Once the images are set aside, write out the rest of the records exactly.

<<<<

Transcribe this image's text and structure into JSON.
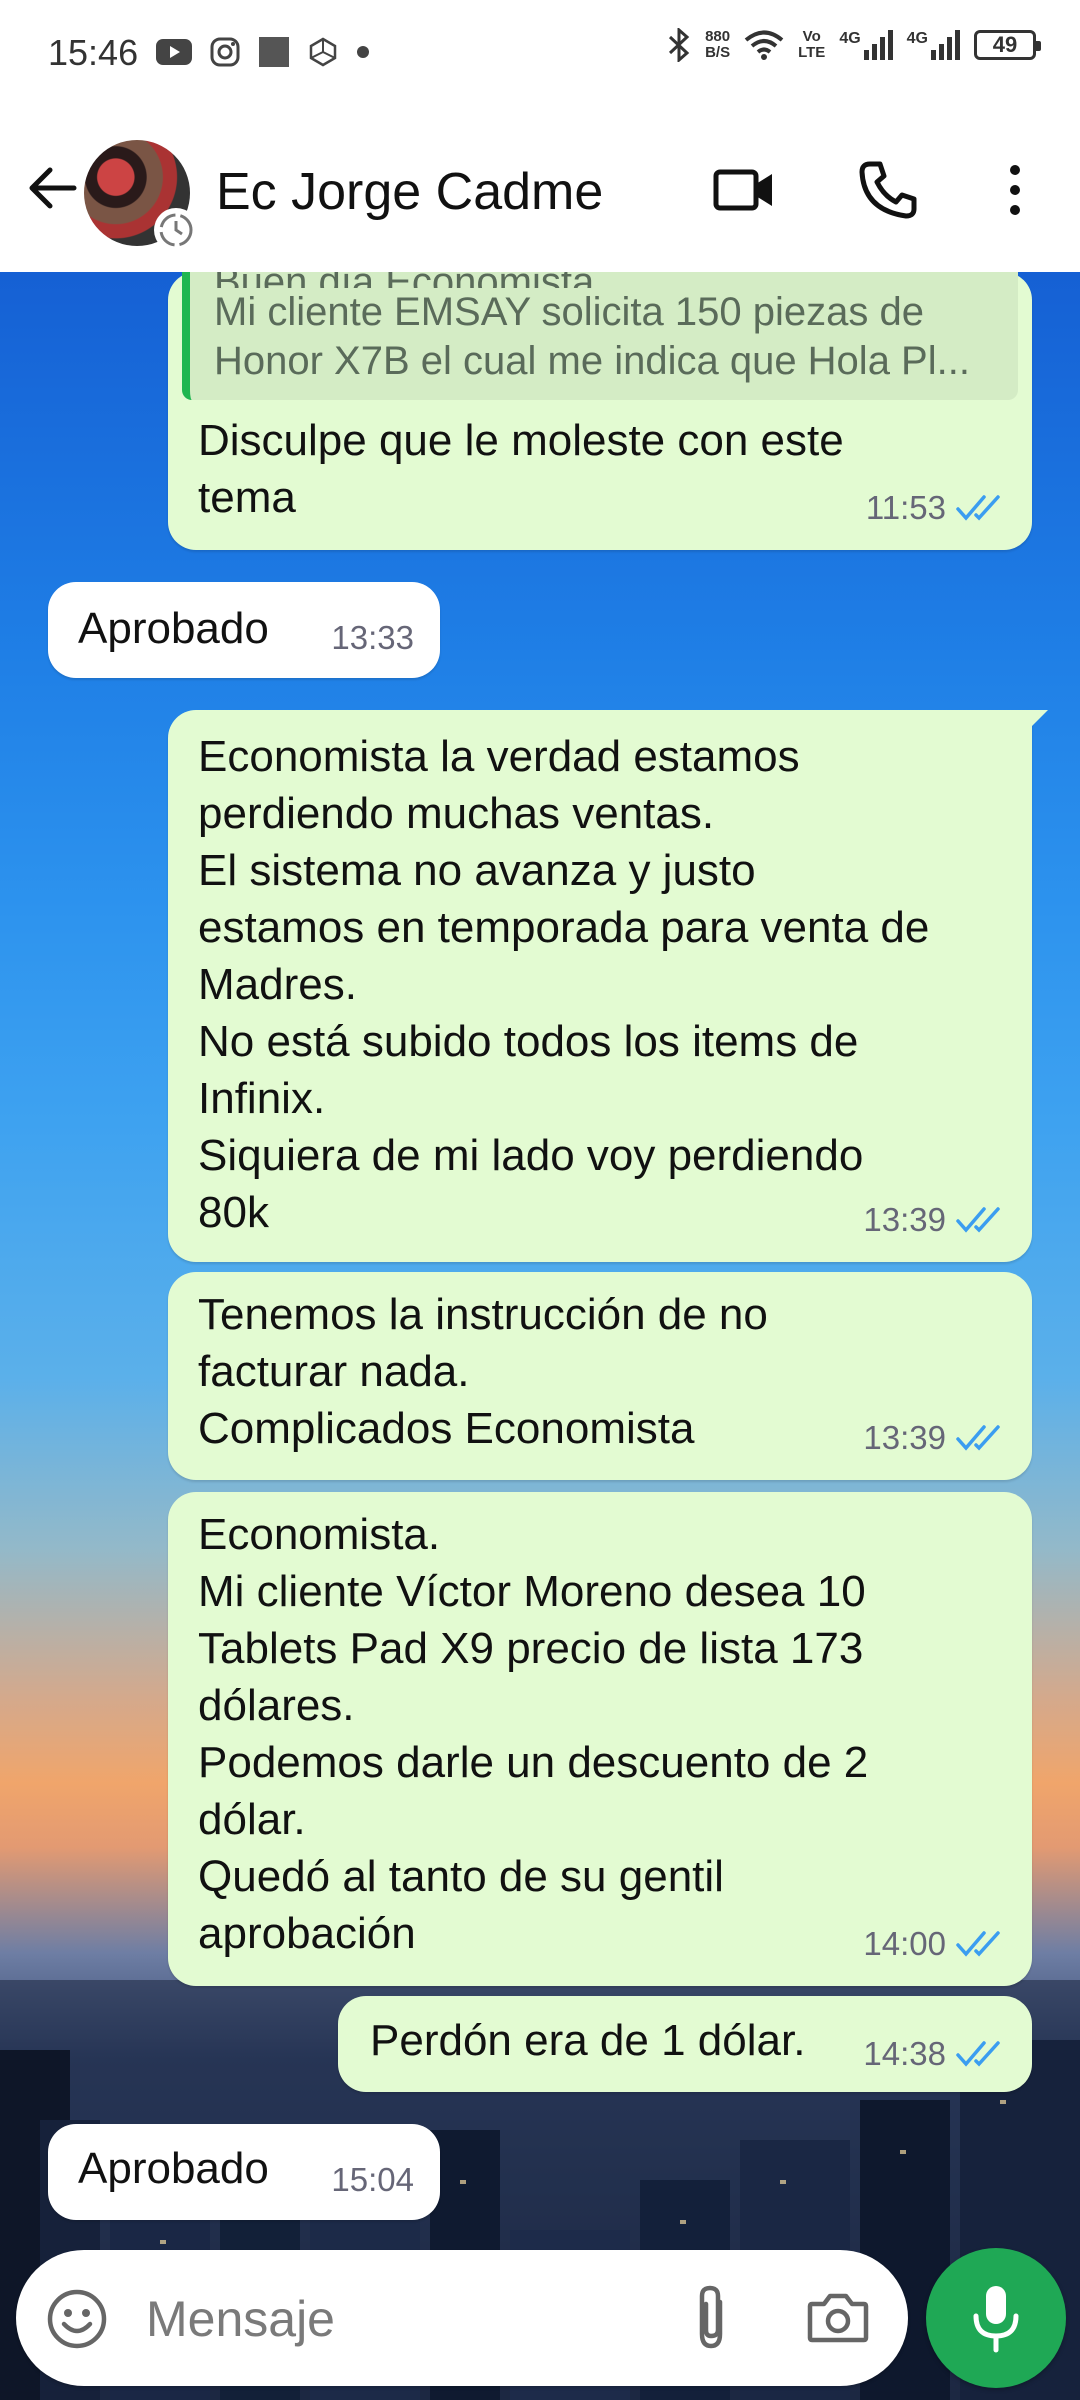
{
  "status_bar": {
    "time": "15:46",
    "net_speed_value": "880",
    "net_speed_unit": "B/S",
    "volte_top": "Vo",
    "volte_bottom": "LTE",
    "signal1_label": "4G",
    "signal2_label": "4G",
    "battery": "49"
  },
  "header": {
    "contact_name": "Ec Jorge Cadme"
  },
  "messages": [
    {
      "direction": "outgoing",
      "quote_hidden": "Buen día Economista.",
      "quote_visible": "Mi cliente EMSAY solicita 150 piezas de\nHonor X7B el cual me indica que Hola Pl...",
      "text": "Disculpe que le moleste con este\ntema",
      "time": "11:53"
    },
    {
      "direction": "incoming",
      "text": "Aprobado",
      "time": "13:33"
    },
    {
      "direction": "outgoing",
      "text": "Economista la verdad estamos\nperdiendo muchas ventas.\nEl sistema no avanza y justo\nestamos en temporada para venta de\nMadres.\nNo está subido todos los items de\nInfinix.\nSiquiera de mi lado voy perdiendo\n80k",
      "time": "13:39"
    },
    {
      "direction": "outgoing",
      "text": "Tenemos la instrucción de no\nfacturar nada.\nComplicados Economista",
      "time": "13:39"
    },
    {
      "direction": "outgoing",
      "text": "Economista.\nMi cliente Víctor Moreno desea 10\nTablets Pad X9 precio de lista 173\ndólares.\nPodemos darle un descuento de 2\ndólar.\nQuedó al tanto de su gentil\naprobación",
      "time": "14:00"
    },
    {
      "direction": "outgoing",
      "text": "Perdón era de 1 dólar.",
      "time": "14:38"
    },
    {
      "direction": "incoming",
      "text": "Aprobado",
      "time": "15:04"
    }
  ],
  "composer": {
    "placeholder": "Mensaje"
  },
  "colors": {
    "outgoing_bubble": "#e3fbd2",
    "incoming_bubble": "#ffffff",
    "read_tick": "#3b9df0",
    "mic_button": "#1fa855",
    "quote_bar": "#1fb650"
  },
  "icons": [
    "youtube-icon",
    "instagram-icon",
    "square-app-icon",
    "bluetooth-icon",
    "wifi-icon",
    "signal-icon",
    "back-arrow-icon",
    "video-call-icon",
    "phone-icon",
    "more-vertical-icon",
    "emoji-icon",
    "attach-icon",
    "camera-icon",
    "mic-icon",
    "double-check-icon"
  ]
}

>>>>

EXPECTED OUTPUT:
Transcribe this image's text and structure into JSON.
{
  "status_bar": {
    "time": "15:46",
    "net_speed_value": "880",
    "net_speed_unit": "B/S",
    "volte_top": "Vo",
    "volte_bottom": "LTE",
    "signal1_label": "4G",
    "signal2_label": "4G",
    "battery": "49"
  },
  "header": {
    "contact_name": "Ec Jorge Cadme"
  },
  "messages": [
    {
      "direction": "outgoing",
      "quote_hidden": "Buen día Economista.",
      "quote_visible": "Mi cliente EMSAY solicita 150 piezas de\nHonor X7B el cual me indica que Hola Pl...",
      "text": "Disculpe que le moleste con este\ntema",
      "time": "11:53"
    },
    {
      "direction": "incoming",
      "text": "Aprobado",
      "time": "13:33"
    },
    {
      "direction": "outgoing",
      "text": "Economista la verdad estamos\nperdiendo muchas ventas.\nEl sistema no avanza y justo\nestamos en temporada para venta de\nMadres.\nNo está subido todos los items de\nInfinix.\nSiquiera de mi lado voy perdiendo\n80k",
      "time": "13:39"
    },
    {
      "direction": "outgoing",
      "text": "Tenemos la instrucción de no\nfacturar nada.\nComplicados Economista",
      "time": "13:39"
    },
    {
      "direction": "outgoing",
      "text": "Economista.\nMi cliente Víctor Moreno desea 10\nTablets Pad X9 precio de lista 173\ndólares.\nPodemos darle un descuento de 2\ndólar.\nQuedó al tanto de su gentil\naprobación",
      "time": "14:00"
    },
    {
      "direction": "outgoing",
      "text": "Perdón era de 1 dólar.",
      "time": "14:38"
    },
    {
      "direction": "incoming",
      "text": "Aprobado",
      "time": "15:04"
    }
  ],
  "composer": {
    "placeholder": "Mensaje"
  },
  "colors": {
    "outgoing_bubble": "#e3fbd2",
    "incoming_bubble": "#ffffff",
    "read_tick": "#3b9df0",
    "mic_button": "#1fa855",
    "quote_bar": "#1fb650"
  },
  "icons": [
    "youtube-icon",
    "instagram-icon",
    "square-app-icon",
    "bluetooth-icon",
    "wifi-icon",
    "signal-icon",
    "back-arrow-icon",
    "video-call-icon",
    "phone-icon",
    "more-vertical-icon",
    "emoji-icon",
    "attach-icon",
    "camera-icon",
    "mic-icon",
    "double-check-icon"
  ]
}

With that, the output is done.